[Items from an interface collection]
------
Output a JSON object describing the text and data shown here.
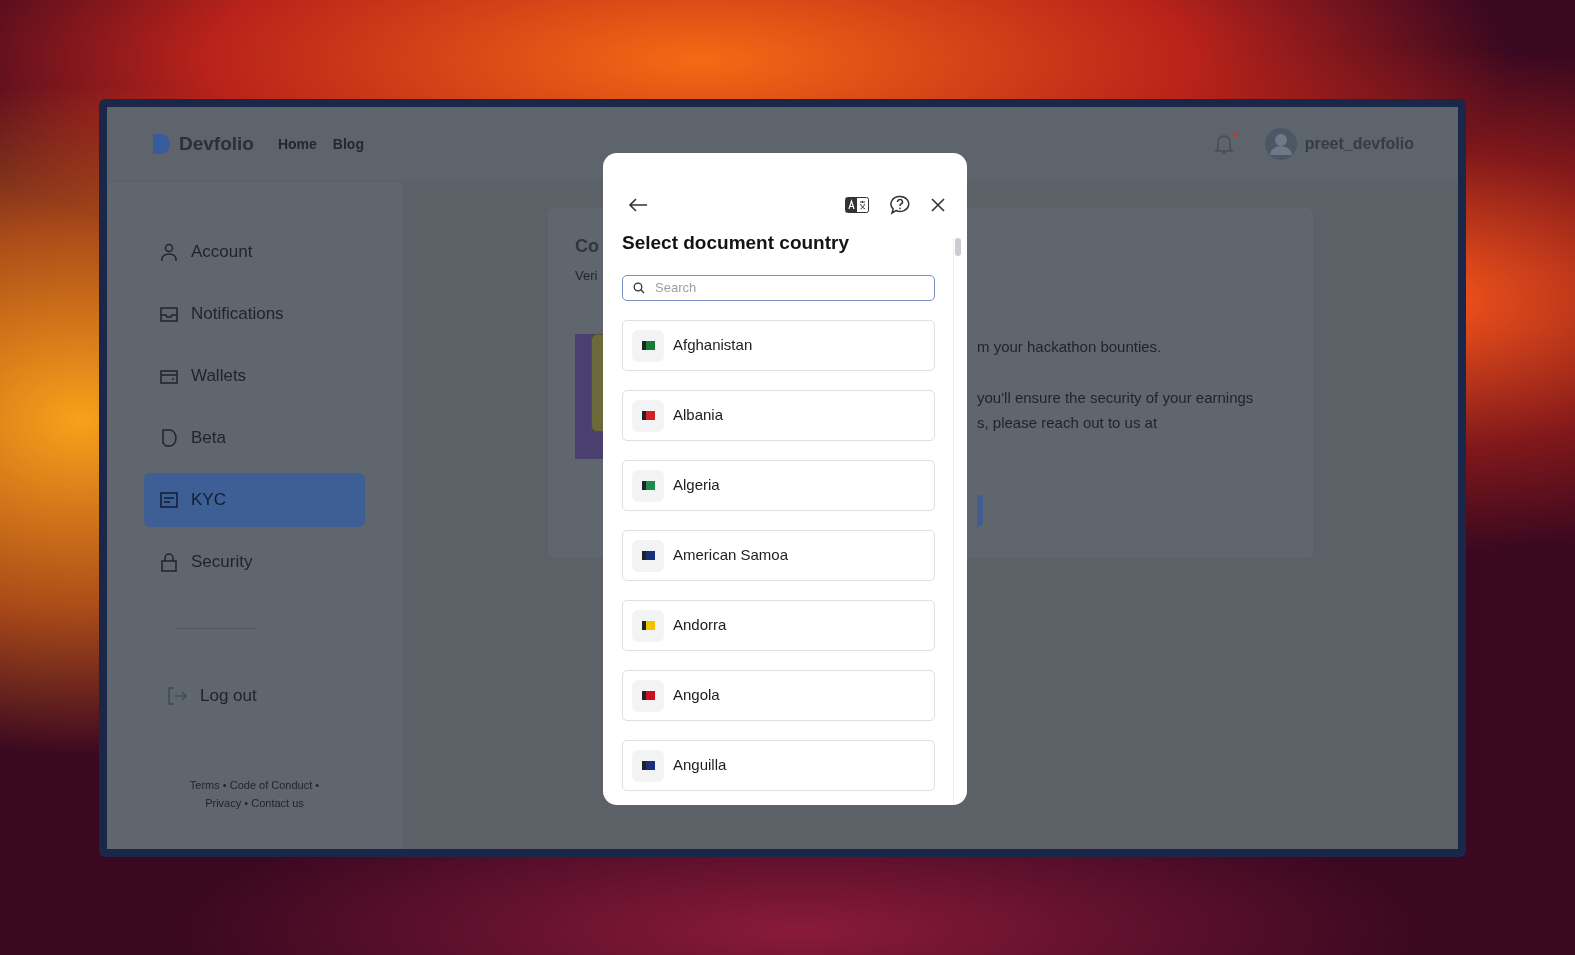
{
  "header": {
    "brand": "Devfolio",
    "nav": [
      "Home",
      "Blog"
    ],
    "notification_unread": true,
    "username": "preet_devfolio"
  },
  "sidebar": {
    "items": [
      {
        "label": "Account",
        "selected": false
      },
      {
        "label": "Notifications",
        "selected": false
      },
      {
        "label": "Wallets",
        "selected": false
      },
      {
        "label": "Beta",
        "selected": false
      },
      {
        "label": "KYC",
        "selected": true
      },
      {
        "label": "Security",
        "selected": false
      }
    ],
    "logout": "Log out",
    "footer": {
      "separator": "•",
      "links": [
        "Terms",
        "Code of Conduct",
        "Privacy",
        "Contact us"
      ]
    }
  },
  "content": {
    "title": "Co",
    "subtitle": "Veri",
    "lines": [
      "m your hackathon bounties.",
      "you'll ensure the security of your earnings",
      "s, please reach out to us at"
    ]
  },
  "modal": {
    "title": "Select document country",
    "search": {
      "placeholder": "Search"
    },
    "countries": [
      {
        "name": "Afghanistan",
        "color": "#1a7a3a"
      },
      {
        "name": "Albania",
        "color": "#d0202a"
      },
      {
        "name": "Algeria",
        "color": "#1f8a4c"
      },
      {
        "name": "American Samoa",
        "color": "#1a2f7a"
      },
      {
        "name": "Andorra",
        "color": "#f2c200"
      },
      {
        "name": "Angola",
        "color": "#cc1020"
      },
      {
        "name": "Anguilla",
        "color": "#1a2f7a"
      }
    ]
  }
}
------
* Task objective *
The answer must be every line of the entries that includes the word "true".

* Your response *
    "notification_unread": true,
        "selected": true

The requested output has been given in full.